_TASK BRIEF_
For the entries below, report every line that includes the word "name".

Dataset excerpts
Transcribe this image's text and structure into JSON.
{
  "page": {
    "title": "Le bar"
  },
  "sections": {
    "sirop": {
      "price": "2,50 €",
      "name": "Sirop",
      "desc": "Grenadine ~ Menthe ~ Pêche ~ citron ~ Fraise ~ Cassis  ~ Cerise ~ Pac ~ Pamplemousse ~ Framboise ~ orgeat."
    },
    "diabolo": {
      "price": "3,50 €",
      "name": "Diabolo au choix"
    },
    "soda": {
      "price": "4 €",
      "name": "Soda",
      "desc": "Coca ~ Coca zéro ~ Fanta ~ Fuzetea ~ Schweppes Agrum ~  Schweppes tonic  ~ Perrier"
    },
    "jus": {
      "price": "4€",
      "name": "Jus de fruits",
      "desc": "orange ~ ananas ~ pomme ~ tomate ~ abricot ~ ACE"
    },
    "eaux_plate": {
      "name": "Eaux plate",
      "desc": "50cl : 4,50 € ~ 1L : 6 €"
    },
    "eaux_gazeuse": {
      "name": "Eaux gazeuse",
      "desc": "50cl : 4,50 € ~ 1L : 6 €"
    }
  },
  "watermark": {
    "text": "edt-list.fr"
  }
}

_SOLVED EXERCISE_
      "name": "Sirop",
      "name": "Diabolo au choix"
      "name": "Soda",
      "name": "Jus de fruits",
      "name": "Eaux plate",
      "name": "Eaux gazeuse",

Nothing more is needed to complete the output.